When muscle joints are pulled apart there forms a tiny cavity filled with gas which then collapses, creating a popping noise.
The wince-inducing sound of knuckles cracking is caused by a small bubble building up in the fluid of the fingers then ‘popping ‘, scientists believe, and it could even be beneficial to health.
For decades researchers have debated what causes the unpleasant sound and argued about whether knuckle cracking could cause joint problems like arthritis.
Now a new study from the University of Alberta suggests that when muscle joints are pulled apart there forms a tiny cavity filled with gas which then collapses, creating a popping noise.
It takes a while for the gas to be re-dissolved in the slippery synovial fluid in the joints which explains why knuckles cannot be “re-cracked” immediately.
After watching cracking joints under an MRI scanner, the team also saw an unexpected white flash, which they believe could be water being drawn to the joint, which could even have a beneficial effect.
Previously scientists have calculated that the amount of force at work when you crack your knuckles has enough energy to cause damage to hard surfaces like bone, yet research also shows that habitual knuckle cracking does not appear to cause long-term harm.
Those conflicting results are something the researchers are planning to investigate next.
“The ability to crack your knuckles could be related to joint health,” said said Greg Kawchuk, a professor in the Faculty of Rehabilitation Medicine.
“Some people can crack their joints and others cannot and we’d like to know why.
“It’s a little bit like forming a vacuum. As the joint surfaces suddenly separate, there is no more fluid available to fill the increasing joint volume, so a cavity is created and that event is what’s associated with the sound.”
To work out what was happening when knuckles are cracked, the team looked at ten finger joings, inserting them one at a time into a tube connected to a cable that was slowly pulled until the knuckle joint cracked.
MRI video captured each crack in real time, in less than 310 milliseconds.
In every instance, the cracking and joint separation were associated with rapid creation of a gas-filled cavity within the synovial fluid, a slippery substance that lubricates the joints.

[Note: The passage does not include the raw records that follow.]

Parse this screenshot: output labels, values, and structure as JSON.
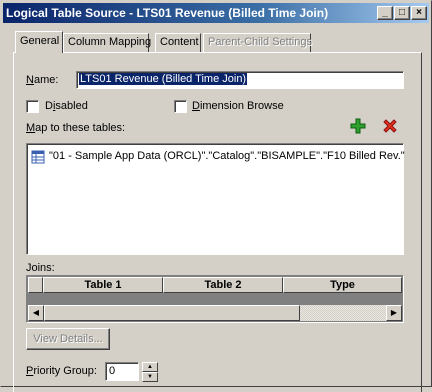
{
  "window": {
    "title": "Logical Table Source - LTS01 Revenue (Billed Time Join)",
    "controls": {
      "minimize": "_",
      "maximize": "□",
      "close": "×"
    }
  },
  "tabs": [
    {
      "label": "General",
      "state": "active"
    },
    {
      "label": "Column Mapping",
      "state": "normal"
    },
    {
      "label": "Content",
      "state": "normal"
    },
    {
      "label": "Parent-Child Settings",
      "state": "disabled"
    }
  ],
  "general": {
    "name_label_first": "N",
    "name_label_rest": "ame:",
    "name_value": "LTS01 Revenue (Billed Time Join)",
    "disabled_label_pre": "D",
    "disabled_label_ul": "i",
    "disabled_label_post": "sabled",
    "disabled_checked": false,
    "dimension_browse_label_ul": "D",
    "dimension_browse_label_post": "imension Browse",
    "dimension_browse_checked": false,
    "map_label_ul": "M",
    "map_label_post": "ap to these tables:",
    "add_icon": "green-plus-icon",
    "remove_icon": "red-x-icon",
    "mapped_tables": [
      {
        "icon": "table-icon",
        "text": "\"01 - Sample App Data (ORCL)\".\"Catalog\".\"BISAMPLE\".\"F10 Billed Rev.\""
      }
    ],
    "joins_label": "Joins:",
    "joins_columns": [
      "Table 1",
      "Table 2",
      "Type"
    ],
    "view_details_label": "View Details...",
    "priority_label_ul": "P",
    "priority_label_post": "riority Group:",
    "priority_value": "0"
  }
}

Image A shows the finger in a resting phase, B just prior to joint cracking, C immediately after joint cracking and D in the aftermath as the joint returns to its usual position
Prof Kawchuk is hoping to use even more advanced MRI technology to understand what happens in the joint after the pop, and what it all could mean for health.
The authors suggest the findings may pave the way for new research into the potential therapeutic benefits or harms of joint cracking.
Although there is no evidence that knuckle cracking causes arthritis, there have been reports that it can injure ligaments and dislocated tendons.
The research was published in the journal PLOS One.